The Urban Future Lab at UTSA is tackling its biggest canvas yet---the city's entire south side.
News Radio 1200 WOAI reports that, in conjunction with the Southside First Economic Development Council, the lab, which studies how to make the city of the future more functional and user friendly, is trying to come up with ways that can happen for the roughly 300,000 people who live on the South side.
"Looking at the south side, how can we addres general inequality," Urban Future Lab director and UTSA architecture professor Antonio Petrov told News Radio 1200 WOAI.
Petrov say the city has focused on 'nodes' of disadvantages areas, for example the Pearl area, but has never focused its resources on trying to improve an entire section of the city.

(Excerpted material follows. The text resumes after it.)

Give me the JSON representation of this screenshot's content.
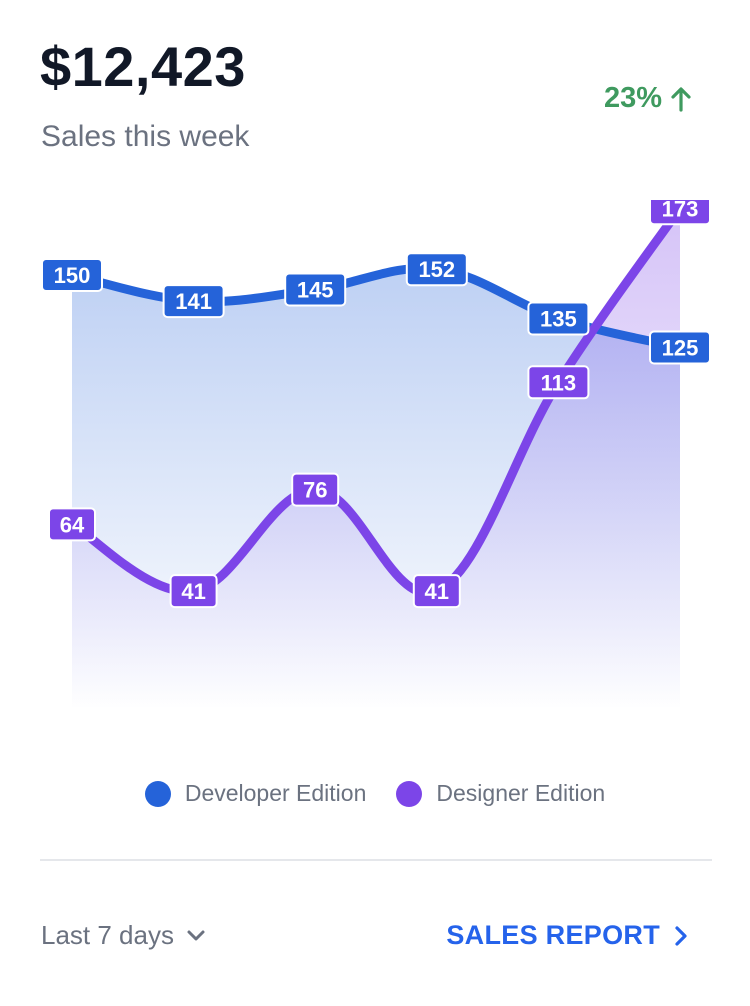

"Access to parks, walkable streets, better schools, better jobs, everything a little more accessible," he said.
The south side, which has long been a stepchild in the city's economic development efforts, is experiencing a renaissance for several reasons.
The highly successful Brooks and Port San Antonio developments have brought new employers, colleges, and amenities to the area. The proximity to the Eagle Ford shale oil fields has led to economic growth as well, and the designation of the Spanish Colonial Missions as World Heritage Sites have made the region an international tourism destination.

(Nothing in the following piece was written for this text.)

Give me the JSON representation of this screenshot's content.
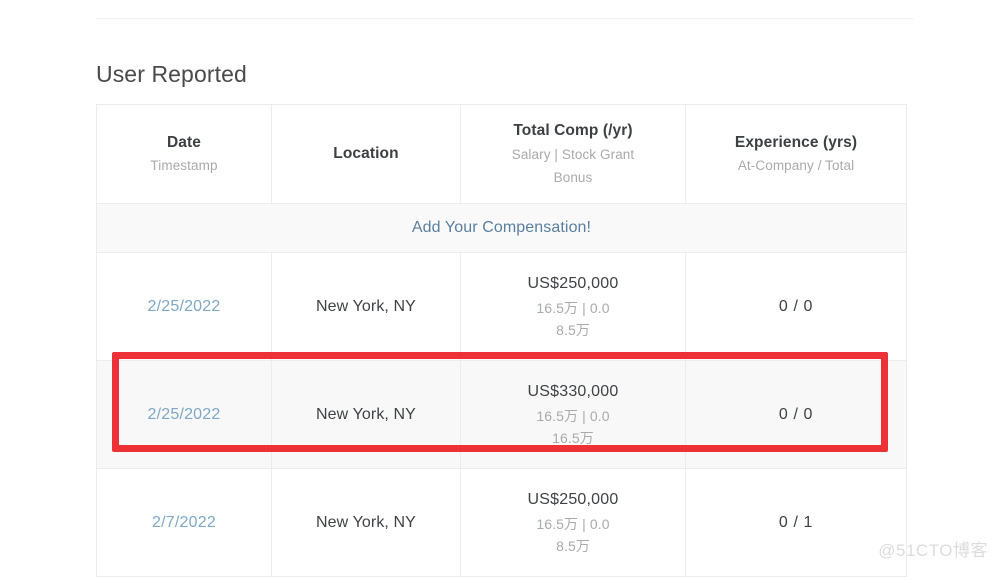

But Petrov says despite all this, many parts of the south side remain cut off from economic growth, and the benefits that come with that growth.
He says the results of the research will be turned over to City Council and to other development agencies.
The Urban Future Lab has a reputation for 'out of the box' thinking. It was Petrov who proposed a modern elevated trolley, kind of like a ski lift, to transport people from downtown to the airport, speeding travel times and cutting down on highway congestion.